Awarded by National Health and Medical Research Council Centre of Research Excellence grant for paediatric emergency medicine

Funding Acknowledgements
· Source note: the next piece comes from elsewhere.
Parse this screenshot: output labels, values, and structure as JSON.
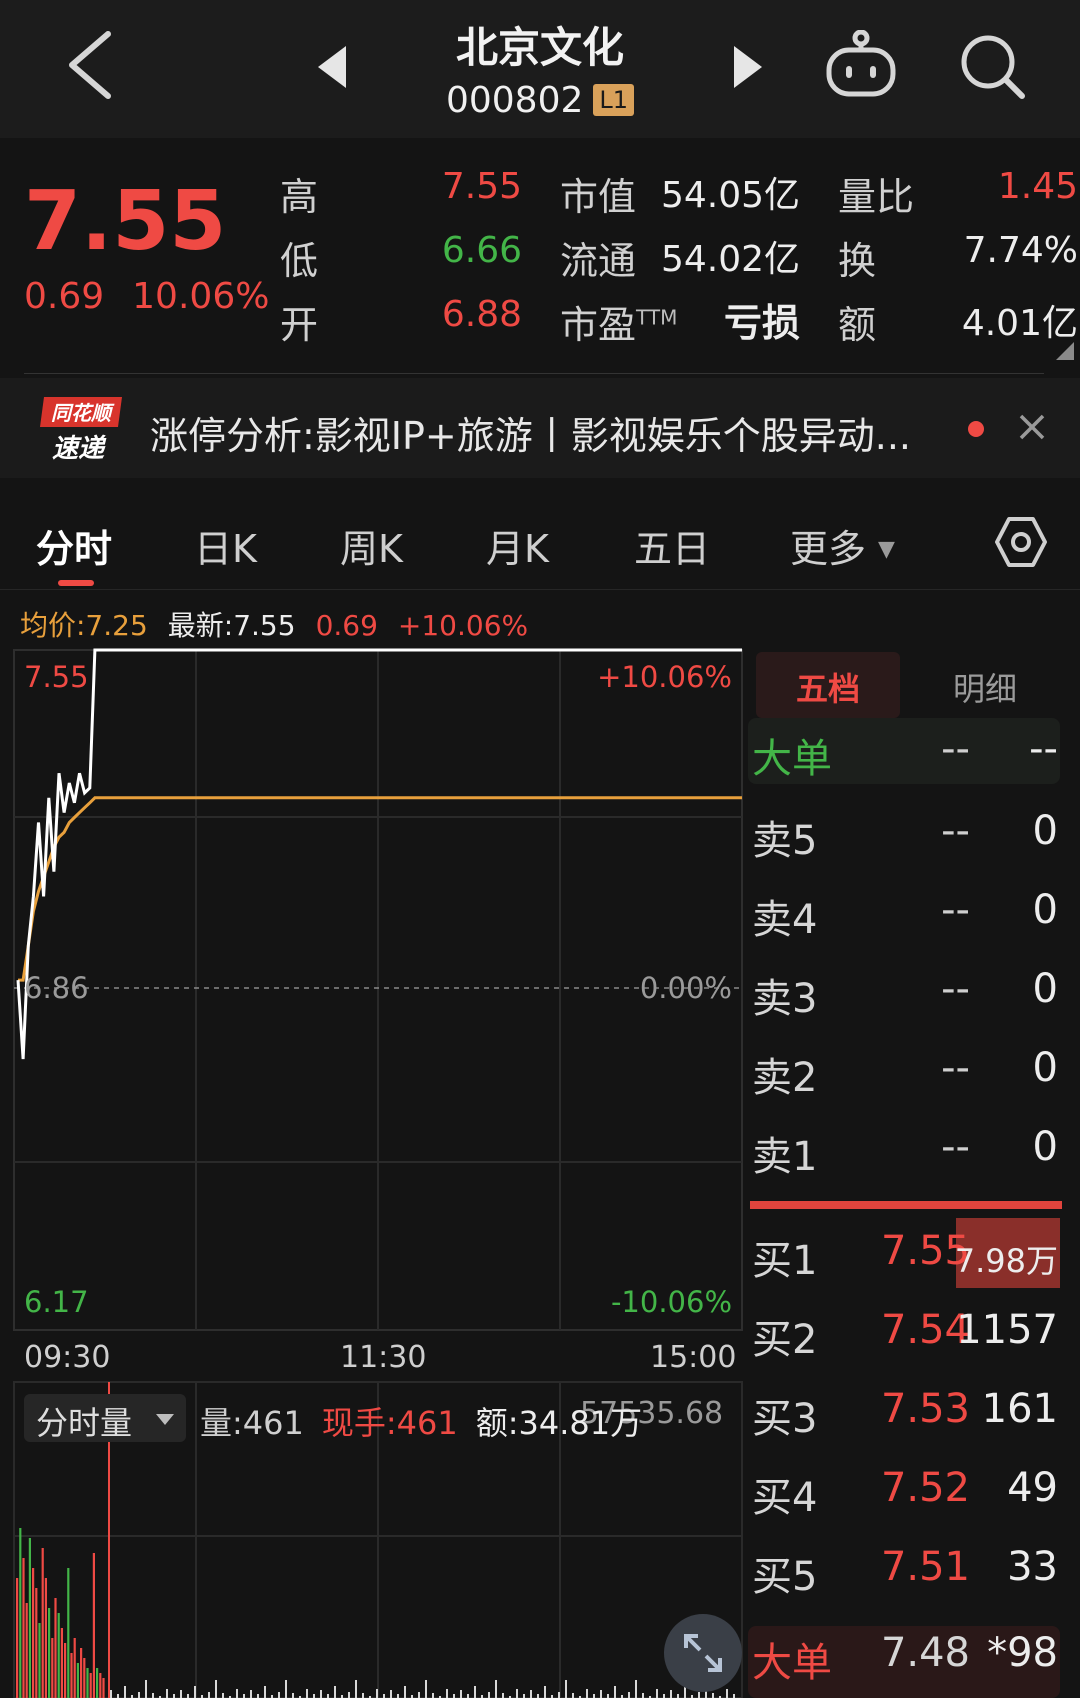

The study was funded by a project grant from the National Health and Medical Research Council (NHMRC, GNT1081736), Canberra, Australia, and the Emergency Medicine Foundation, Brisbane, Australia. Regional site funding was obtained for Ipswich Hospital from the Ipswich Hospital Foundation and the Gold Coast University Hospital (GCUH) from the GCUH Foundation. A Schibler and JF Fraser received a research fellowship from the Queensland Health Department, Australia. PREDICT sites were supported by a National Health and Medical Research Council Centre of Research Excellence grant for paediatric emergency medicine (GNT1058560). Victorian sites received infrastructure support from the Victorian Government's Infrastructure Support Program, Melbourne, Australia. FE Babl was part funded by a Royal Children's Hospital Foundation grant, a Melbourne Campus Clinician Scientist Fellowship, Melbourne, Australia and an NHMRC Practitioner Fellowship. S Dalziel was part funded by a grant from the Health Research Council of New Zealand (HRC), Auckland, New Zealand. The Townsville Hospital was part funded by a SERTA grant (Study, Education and Research Trust Account). The high-flow equipment and consumables for all study sites were provided free of charge by Fisher and Paykel Healthcare (Auckland, New Zealand), who had no involvement in design, conduct, and analysis of the study. D Franklin, S Dalziel, JF Fraser and A Schibler received travel support from Fisher and Paykel Healthcare. JF Fraser reports research grant support by Fisher and Paykel Healthcare.